How would it work? Here are some examples of what could be used for the credit for a qualified filer:
- Spending $800 to have a grab bar installed in the shower of your home would get a tax credit of $400.
- Paying $1500 in a year for an aide who comes in when you need to be away from your loved one would net a credit of $750.
- Spending $2000 on legal fees related to your loved one would allow a credit of $1000.
- Spending $500 on incontinence supplies such as Depends in a year would provide a $250 tax credit.
- A caregiver who lost four hours of wages due to having to take unpaid time off to take a loved one to the doctor would not get a credit under this bill because the bill does not cover lost wages.

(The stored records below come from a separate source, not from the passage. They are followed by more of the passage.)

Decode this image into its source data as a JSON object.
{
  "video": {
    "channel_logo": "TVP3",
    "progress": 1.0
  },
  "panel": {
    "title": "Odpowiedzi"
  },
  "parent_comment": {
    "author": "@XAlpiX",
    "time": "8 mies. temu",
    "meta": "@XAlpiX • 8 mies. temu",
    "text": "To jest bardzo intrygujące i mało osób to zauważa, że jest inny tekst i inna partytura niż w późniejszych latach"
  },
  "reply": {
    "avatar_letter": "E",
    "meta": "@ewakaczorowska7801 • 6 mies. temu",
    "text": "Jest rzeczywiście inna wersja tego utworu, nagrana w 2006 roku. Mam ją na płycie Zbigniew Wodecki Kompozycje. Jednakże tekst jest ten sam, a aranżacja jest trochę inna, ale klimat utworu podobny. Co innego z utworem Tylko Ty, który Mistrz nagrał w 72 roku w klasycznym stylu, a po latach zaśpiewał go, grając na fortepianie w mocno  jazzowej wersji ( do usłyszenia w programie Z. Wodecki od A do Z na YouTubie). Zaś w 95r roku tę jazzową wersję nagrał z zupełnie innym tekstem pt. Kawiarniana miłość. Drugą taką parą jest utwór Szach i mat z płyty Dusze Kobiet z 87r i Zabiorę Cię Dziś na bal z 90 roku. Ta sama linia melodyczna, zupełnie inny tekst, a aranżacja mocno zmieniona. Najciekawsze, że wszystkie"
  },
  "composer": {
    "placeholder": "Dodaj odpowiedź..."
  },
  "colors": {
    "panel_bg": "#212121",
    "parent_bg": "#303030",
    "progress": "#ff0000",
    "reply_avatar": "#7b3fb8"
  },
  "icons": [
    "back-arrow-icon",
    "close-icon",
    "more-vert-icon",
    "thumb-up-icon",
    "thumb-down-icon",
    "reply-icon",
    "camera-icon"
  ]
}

By allowing families to recoup some of those out of pocket costs, this bill would help ease the burden of caregiving. It is a step in the right direction.
What happens next? The bill is assigned to the Committee on Mental Health, and is scheduled for a public hearing on December 12, 2017, at 11 a.m. in Room 225 NW of the Wisconsin State Capitol. The details of the hearing are here. As a matter of fact, this bill is one of six that are scheduled for hearing that day, all of which are bills designed to improve care, services and awareness related to Alzheimer’s and Dementia. A summary of all six bills can be found here.
Here’s what you can do: Your legislators need to hear from you. Share your stories as caregiver for someone with Alzheimer’s or other special needs. Submit written testimony in support of the bill (and any of the others as well). Written testimony should be submitted to Representative Tittl, who is the Chair of the Assembly Mental Health Committee. You can do this by sending your testimony electronically to the committee clerk: Steve.Hall@legis.wisconsin.gov . If you prefer, you can testify in person. Even if you are reading this after December 12th, you should still contact your own legislator to express support for the bill. You can use this map to find your state senators and representatives.
In Wisconsin, we are beginning to make progress toward much-needed care and support for people with Alzheimer’s and their families. Let’s keep moving forward!